**Instructions for the task:** Reproduce all entries precisely, down to the last character.

(Data records)
* * *

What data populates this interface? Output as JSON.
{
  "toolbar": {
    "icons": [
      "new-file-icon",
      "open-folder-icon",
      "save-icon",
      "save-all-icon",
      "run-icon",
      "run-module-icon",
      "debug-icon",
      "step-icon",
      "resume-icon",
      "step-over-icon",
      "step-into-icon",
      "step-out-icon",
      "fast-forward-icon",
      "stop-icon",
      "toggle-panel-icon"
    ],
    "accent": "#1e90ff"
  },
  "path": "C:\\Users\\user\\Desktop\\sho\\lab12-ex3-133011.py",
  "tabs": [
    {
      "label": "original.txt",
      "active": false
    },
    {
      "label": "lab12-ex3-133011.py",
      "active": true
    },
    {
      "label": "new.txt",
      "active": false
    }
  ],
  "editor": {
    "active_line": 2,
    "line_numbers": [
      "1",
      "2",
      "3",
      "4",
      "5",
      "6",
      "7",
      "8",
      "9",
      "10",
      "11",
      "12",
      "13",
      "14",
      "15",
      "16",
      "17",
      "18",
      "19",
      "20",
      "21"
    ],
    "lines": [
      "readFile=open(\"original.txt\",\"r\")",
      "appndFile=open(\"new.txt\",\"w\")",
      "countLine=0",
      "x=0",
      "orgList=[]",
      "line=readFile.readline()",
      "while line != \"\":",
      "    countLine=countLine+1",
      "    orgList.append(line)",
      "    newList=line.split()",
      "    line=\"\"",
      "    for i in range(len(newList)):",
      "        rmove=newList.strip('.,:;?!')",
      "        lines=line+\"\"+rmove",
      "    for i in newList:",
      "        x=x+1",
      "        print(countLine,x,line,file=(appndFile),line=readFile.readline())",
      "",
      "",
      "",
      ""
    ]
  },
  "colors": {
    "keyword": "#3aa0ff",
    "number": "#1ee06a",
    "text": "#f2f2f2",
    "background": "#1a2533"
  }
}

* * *

**Answer below:**
What data populates this interface? Output as JSON.
{
  "toolbar": {
    "icons": [
      "new-file-icon",
      "open-folder-icon",
      "save-icon",
      "save-all-icon",
      "run-icon",
      "run-module-icon",
      "debug-icon",
      "step-icon",
      "resume-icon",
      "step-over-icon",
      "step-into-icon",
      "step-out-icon",
      "fast-forward-icon",
      "stop-icon",
      "toggle-panel-icon"
    ],
    "accent": "#1e90ff"
  },
  "path": "C:\\Users\\user\\Desktop\\sho\\lab12-ex3-133011.py",
  "tabs": [
    {
      "label": "original.txt",
      "active": false
    },
    {
      "label": "lab12-ex3-133011.py",
      "active": true
    },
    {
      "label": "new.txt",
      "active": false
    }
  ],
  "editor": {
    "active_line": 2,
    "line_numbers": [
      "1",
      "2",
      "3",
      "4",
      "5",
      "6",
      "7",
      "8",
      "9",
      "10",
      "11",
      "12",
      "13",
      "14",
      "15",
      "16",
      "17",
      "18",
      "19",
      "20",
      "21"
    ],
    "lines": [
      "readFile=open(\"original.txt\",\"r\")",
      "appndFile=open(\"new.txt\",\"w\")",
      "countLine=0",
      "x=0",
      "orgList=[]",
      "line=readFile.readline()",
      "while line != \"\":",
      "    countLine=countLine+1",
      "    orgList.append(line)",
      "    newList=line.split()",
      "    line=\"\"",
      "    for i in range(len(newList)):",
      "        rmove=newList.strip('.,:;?!')",
      "        lines=line+\"\"+rmove",
      "    for i in newList:",
      "        x=x+1",
      "        print(countLine,x,line,file=(appndFile),line=readFile.readline())",
      "",
      "",
      "",
      ""
    ]
  },
  "colors": {
    "keyword": "#3aa0ff",
    "number": "#1ee06a",
    "text": "#f2f2f2",
    "background": "#1a2533"
  }
}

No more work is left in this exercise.